Retype each entry below, keeping every character the same.

(Stored records)
*****
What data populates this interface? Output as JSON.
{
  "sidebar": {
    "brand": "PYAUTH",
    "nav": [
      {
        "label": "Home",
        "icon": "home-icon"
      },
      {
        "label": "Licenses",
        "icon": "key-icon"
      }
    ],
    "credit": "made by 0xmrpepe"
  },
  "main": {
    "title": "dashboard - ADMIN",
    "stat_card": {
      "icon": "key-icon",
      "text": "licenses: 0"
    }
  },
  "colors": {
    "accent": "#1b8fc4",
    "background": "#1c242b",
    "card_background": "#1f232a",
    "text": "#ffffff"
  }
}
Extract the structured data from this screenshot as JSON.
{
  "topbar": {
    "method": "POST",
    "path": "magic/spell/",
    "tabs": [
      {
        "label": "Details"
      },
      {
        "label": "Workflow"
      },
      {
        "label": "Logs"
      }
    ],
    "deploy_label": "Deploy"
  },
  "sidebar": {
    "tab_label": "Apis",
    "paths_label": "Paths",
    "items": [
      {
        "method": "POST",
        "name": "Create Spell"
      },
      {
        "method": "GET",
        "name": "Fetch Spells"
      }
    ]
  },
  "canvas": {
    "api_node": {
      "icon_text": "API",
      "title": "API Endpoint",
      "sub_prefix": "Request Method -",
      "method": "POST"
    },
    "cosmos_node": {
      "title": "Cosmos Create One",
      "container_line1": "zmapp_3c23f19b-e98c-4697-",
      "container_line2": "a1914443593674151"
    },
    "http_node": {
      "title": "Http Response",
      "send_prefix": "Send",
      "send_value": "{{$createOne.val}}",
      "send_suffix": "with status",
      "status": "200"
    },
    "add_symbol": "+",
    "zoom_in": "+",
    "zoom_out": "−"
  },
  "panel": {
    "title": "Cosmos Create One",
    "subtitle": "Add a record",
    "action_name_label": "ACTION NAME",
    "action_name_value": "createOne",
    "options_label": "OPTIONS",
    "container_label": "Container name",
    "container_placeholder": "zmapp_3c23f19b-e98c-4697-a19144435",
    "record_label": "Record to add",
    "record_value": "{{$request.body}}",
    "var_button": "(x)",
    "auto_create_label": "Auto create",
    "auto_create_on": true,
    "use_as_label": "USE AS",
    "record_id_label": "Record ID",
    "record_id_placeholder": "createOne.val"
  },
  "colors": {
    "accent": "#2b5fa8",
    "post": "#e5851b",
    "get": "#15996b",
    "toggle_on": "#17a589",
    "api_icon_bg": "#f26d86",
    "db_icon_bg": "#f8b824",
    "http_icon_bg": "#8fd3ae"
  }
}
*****
**WRITTEN RESPONSE**.
What data populates this interface? Output as JSON.
{
  "sidebar": {
    "brand": "PYAUTH",
    "nav": [
      {
        "label": "Home",
        "icon": "home-icon"
      },
      {
        "label": "Licenses",
        "icon": "key-icon"
      }
    ],
    "credit": "made by 0xmrpepe"
  },
  "main": {
    "title": "dashboard - ADMIN",
    "stat_card": {
      "icon": "key-icon",
      "text": "licenses: 0"
    }
  },
  "colors": {
    "accent": "#1b8fc4",
    "background": "#1c242b",
    "card_background": "#1f232a",
    "text": "#ffffff"
  }
}
Extract the structured data from this screenshot as JSON.
{
  "topbar": {
    "method": "POST",
    "path": "magic/spell/",
    "tabs": [
      {
        "label": "Details"
      },
      {
        "label": "Workflow"
      },
      {
        "label": "Logs"
      }
    ],
    "deploy_label": "Deploy"
  },
  "sidebar": {
    "tab_label": "Apis",
    "paths_label": "Paths",
    "items": [
      {
        "method": "POST",
        "name": "Create Spell"
      },
      {
        "method": "GET",
        "name": "Fetch Spells"
      }
    ]
  },
  "canvas": {
    "api_node": {
      "icon_text": "API",
      "title": "API Endpoint",
      "sub_prefix": "Request Method -",
      "method": "POST"
    },
    "cosmos_node": {
      "title": "Cosmos Create One",
      "container_line1": "zmapp_3c23f19b-e98c-4697-",
      "container_line2": "a1914443593674151"
    },
    "http_node": {
      "title": "Http Response",
      "send_prefix": "Send",
      "send_value": "{{$createOne.val}}",
      "send_suffix": "with status",
      "status": "200"
    },
    "add_symbol": "+",
    "zoom_in": "+",
    "zoom_out": "−"
  },
  "panel": {
    "title": "Cosmos Create One",
    "subtitle": "Add a record",
    "action_name_label": "ACTION NAME",
    "action_name_value": "createOne",
    "options_label": "OPTIONS",
    "container_label": "Container name",
    "container_placeholder": "zmapp_3c23f19b-e98c-4697-a19144435",
    "record_label": "Record to add",
    "record_value": "{{$request.body}}",
    "var_button": "(x)",
    "auto_create_label": "Auto create",
    "auto_create_on": true,
    "use_as_label": "USE AS",
    "record_id_label": "Record ID",
    "record_id_placeholder": "createOne.val"
  },
  "colors": {
    "accent": "#2b5fa8",
    "post": "#e5851b",
    "get": "#15996b",
    "toggle_on": "#17a589",
    "api_icon_bg": "#f26d86",
    "db_icon_bg": "#f8b824",
    "http_icon_bg": "#8fd3ae"
  }
}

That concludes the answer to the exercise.